* Problem to solve:
Locate the lines of the listing below that hold "icon", then copy each of them.

* Records for the exercise:
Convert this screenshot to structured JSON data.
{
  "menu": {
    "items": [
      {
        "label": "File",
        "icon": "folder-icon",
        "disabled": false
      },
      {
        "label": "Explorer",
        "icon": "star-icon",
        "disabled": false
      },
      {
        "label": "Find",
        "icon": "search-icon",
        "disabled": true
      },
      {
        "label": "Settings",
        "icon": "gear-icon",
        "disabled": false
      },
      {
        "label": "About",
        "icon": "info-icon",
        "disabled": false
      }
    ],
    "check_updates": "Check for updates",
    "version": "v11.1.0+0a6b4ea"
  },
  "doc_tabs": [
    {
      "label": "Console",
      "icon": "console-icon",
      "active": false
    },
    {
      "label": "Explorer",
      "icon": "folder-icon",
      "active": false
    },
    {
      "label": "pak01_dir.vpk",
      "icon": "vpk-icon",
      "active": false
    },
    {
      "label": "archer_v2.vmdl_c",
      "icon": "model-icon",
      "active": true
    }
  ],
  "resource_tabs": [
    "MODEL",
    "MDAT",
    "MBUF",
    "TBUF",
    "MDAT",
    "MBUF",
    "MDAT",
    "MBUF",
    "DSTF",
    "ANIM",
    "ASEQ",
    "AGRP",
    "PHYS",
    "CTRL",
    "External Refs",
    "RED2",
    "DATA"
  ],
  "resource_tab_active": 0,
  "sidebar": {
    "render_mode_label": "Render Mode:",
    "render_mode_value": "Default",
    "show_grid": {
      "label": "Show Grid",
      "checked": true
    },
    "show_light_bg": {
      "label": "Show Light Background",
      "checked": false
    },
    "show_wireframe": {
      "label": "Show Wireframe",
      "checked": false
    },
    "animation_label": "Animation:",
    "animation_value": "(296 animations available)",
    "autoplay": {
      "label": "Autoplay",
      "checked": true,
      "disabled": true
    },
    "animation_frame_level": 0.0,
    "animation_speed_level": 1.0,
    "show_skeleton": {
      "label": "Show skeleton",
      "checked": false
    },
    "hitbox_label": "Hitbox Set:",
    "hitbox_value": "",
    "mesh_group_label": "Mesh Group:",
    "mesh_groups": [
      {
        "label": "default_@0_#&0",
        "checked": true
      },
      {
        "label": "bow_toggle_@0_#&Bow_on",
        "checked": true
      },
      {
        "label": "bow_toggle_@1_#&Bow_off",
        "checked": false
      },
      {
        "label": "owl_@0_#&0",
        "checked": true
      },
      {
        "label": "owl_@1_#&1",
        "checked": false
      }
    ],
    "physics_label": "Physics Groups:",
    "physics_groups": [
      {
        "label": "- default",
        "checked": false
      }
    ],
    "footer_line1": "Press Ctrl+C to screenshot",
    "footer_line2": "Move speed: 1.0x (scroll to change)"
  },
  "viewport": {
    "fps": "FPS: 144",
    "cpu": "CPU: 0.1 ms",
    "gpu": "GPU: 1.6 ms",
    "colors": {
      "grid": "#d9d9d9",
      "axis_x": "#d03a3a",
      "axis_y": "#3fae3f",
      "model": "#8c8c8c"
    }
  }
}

* Solution for this problem:
        "icon": "folder-icon",
        "icon": "star-icon",
        "icon": "search-icon",
        "icon": "gear-icon",
        "icon": "info-icon",
      "icon": "console-icon",
      "icon": "folder-icon",
      "icon": "vpk-icon",
      "icon": "model-icon",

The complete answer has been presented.